(Collected data entries)
- - -

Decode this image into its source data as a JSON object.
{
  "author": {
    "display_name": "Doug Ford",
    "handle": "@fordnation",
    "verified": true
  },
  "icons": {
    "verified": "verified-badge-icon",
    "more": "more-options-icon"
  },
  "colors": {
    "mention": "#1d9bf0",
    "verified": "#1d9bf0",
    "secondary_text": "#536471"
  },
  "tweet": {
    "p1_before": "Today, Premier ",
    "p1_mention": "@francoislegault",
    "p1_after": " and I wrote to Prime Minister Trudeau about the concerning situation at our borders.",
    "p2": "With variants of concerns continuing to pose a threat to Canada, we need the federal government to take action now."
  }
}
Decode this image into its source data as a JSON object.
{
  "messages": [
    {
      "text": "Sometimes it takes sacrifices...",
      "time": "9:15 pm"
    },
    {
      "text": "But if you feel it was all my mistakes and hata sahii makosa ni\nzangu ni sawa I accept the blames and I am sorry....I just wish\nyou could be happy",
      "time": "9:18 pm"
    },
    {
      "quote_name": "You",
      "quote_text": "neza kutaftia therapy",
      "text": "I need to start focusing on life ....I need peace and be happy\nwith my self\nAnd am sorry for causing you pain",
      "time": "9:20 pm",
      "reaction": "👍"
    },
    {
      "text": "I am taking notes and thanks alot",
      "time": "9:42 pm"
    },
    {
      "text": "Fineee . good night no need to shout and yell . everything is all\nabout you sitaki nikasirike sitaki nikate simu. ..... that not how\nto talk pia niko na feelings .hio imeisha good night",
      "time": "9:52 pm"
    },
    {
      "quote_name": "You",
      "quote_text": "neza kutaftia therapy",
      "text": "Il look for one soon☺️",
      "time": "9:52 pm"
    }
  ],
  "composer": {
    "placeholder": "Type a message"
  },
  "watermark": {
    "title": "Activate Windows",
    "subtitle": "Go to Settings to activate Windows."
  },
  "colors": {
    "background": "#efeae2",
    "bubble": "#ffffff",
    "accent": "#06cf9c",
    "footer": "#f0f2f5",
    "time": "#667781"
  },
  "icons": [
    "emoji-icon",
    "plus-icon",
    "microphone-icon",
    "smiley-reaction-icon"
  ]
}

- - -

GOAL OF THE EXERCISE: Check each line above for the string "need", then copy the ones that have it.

FINISHED EXERCISE:
    "p2": "With variants of concerns continuing to pose a threat to Canada, we need the federal government to take action now."
      "text": "I need to start focusing on life ....I need peace and be happy\nwith my self\nAnd am sorry for causing you pain",
      "text": "Fineee . good night no need to shout and yell . everything is all\nabout you sitaki nikasirike sitaki nikate simu. ..... that not how\nto talk pia niko na feelings .hio imeisha good night",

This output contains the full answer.